Features of Cyclic Extrusion Compression: Method, Structure & Materials Properties
The Cyclic Extrusion Compression (CEC) is one of the methods of severe plastic deformation (SPD), used for producing nanomaterials. The CEC method allows materials to be deformed to arbitrarily large strains without changing the initial shape of sample. Large hydrostatic compressive stresses are exerted during deformation avoiding sample cracking. Using the CEC method Cu and aluminum alloys nanomaterials were produced. It has been found that, after exerting true strain of about ϕ = 14, only some part of the sample changes into a nanomaterial, while the remainder volume still shows the ultrafine microstructure. The nanometric microstructure is created generally inside the areas of intersecting microbands. Large misorientation has been found between the microbands and the surrounding material, facilitating the formation of nanograin boundaries. The hardness of samples increases with the increase of deformation, however only to a boundary level of about 100 MPa. The stabilization of hardening, above a deformation of about ϕ = 4, suggests the activation of softening processes. Independently to the stabilization of properties, the refinement of nanograins is continued, indicating the development of anomalies in the hardening – grain size relationship.
Witold Lojkowski and John R. Blizzard

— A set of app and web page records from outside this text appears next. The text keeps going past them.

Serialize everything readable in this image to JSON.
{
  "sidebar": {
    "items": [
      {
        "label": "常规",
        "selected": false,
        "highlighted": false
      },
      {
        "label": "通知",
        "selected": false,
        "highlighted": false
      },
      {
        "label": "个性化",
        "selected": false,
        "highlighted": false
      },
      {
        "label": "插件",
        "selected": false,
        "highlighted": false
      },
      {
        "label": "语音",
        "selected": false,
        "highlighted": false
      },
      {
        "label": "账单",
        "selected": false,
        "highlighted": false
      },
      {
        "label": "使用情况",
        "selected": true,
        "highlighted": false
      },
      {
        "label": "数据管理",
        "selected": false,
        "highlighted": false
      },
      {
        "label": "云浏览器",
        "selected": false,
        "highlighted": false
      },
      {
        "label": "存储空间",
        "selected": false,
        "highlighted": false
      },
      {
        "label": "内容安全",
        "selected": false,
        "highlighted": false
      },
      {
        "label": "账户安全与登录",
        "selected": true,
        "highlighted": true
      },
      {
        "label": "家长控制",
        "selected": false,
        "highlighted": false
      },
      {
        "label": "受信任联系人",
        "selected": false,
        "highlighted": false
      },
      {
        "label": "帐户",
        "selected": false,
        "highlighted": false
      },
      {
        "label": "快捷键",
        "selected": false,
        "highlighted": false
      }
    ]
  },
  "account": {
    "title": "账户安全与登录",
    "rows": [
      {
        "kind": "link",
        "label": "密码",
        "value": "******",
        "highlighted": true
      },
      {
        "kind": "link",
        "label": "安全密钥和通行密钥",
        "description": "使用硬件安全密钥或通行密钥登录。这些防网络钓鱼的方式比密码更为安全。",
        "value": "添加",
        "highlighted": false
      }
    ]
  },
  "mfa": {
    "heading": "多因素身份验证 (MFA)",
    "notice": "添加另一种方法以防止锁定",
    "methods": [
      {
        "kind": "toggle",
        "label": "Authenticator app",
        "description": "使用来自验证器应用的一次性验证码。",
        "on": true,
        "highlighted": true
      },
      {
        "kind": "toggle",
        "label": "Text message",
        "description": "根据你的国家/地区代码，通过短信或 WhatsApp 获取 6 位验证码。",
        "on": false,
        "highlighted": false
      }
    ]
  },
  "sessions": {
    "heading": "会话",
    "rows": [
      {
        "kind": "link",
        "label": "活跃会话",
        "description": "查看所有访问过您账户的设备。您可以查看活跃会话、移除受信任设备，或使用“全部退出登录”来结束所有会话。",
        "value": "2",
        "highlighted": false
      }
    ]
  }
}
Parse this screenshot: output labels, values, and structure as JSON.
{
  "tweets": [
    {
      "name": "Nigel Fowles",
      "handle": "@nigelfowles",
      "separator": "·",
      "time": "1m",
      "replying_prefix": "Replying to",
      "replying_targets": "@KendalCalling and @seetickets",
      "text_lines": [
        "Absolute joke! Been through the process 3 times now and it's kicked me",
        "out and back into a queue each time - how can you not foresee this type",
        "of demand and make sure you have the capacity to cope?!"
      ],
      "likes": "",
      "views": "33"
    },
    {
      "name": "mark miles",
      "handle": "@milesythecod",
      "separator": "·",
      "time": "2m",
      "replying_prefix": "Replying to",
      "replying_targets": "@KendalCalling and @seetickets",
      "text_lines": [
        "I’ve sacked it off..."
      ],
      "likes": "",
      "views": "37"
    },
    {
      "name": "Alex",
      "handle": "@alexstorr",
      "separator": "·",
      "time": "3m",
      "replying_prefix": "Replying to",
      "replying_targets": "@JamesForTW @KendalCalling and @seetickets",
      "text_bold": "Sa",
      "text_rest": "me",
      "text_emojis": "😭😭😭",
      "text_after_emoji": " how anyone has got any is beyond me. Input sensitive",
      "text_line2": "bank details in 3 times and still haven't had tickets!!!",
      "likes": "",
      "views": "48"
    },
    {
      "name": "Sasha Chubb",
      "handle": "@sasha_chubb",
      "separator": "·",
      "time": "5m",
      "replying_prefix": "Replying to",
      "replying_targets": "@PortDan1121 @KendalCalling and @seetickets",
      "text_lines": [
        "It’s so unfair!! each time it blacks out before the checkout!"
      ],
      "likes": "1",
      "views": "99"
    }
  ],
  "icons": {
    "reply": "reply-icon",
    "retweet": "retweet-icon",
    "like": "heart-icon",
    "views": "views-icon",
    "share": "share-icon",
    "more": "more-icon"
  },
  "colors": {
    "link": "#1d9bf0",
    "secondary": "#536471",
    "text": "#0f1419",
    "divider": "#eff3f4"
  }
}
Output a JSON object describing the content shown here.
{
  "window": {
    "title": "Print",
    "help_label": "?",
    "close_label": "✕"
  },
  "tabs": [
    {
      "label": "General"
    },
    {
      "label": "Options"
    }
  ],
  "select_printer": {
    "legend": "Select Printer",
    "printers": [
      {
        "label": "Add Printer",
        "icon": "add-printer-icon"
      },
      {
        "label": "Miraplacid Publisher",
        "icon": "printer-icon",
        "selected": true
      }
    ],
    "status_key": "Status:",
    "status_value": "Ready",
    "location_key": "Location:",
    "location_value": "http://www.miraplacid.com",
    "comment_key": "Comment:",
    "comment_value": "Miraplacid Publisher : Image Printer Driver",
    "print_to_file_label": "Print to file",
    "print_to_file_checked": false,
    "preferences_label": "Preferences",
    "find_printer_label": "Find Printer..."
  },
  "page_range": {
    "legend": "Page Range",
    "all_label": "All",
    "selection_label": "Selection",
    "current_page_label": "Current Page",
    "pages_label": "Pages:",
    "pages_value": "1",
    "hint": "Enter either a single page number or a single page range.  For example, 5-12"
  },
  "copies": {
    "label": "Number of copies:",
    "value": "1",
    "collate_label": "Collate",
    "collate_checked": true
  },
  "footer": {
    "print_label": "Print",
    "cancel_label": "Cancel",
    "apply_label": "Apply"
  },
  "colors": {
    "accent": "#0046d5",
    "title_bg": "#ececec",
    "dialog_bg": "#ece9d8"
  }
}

M. W. Richert "Features of Cyclic Extrusion Compression: Method, Structure & Materials Properties", Solid State Phenomena, Vol. 114, pp. 19-28, 2006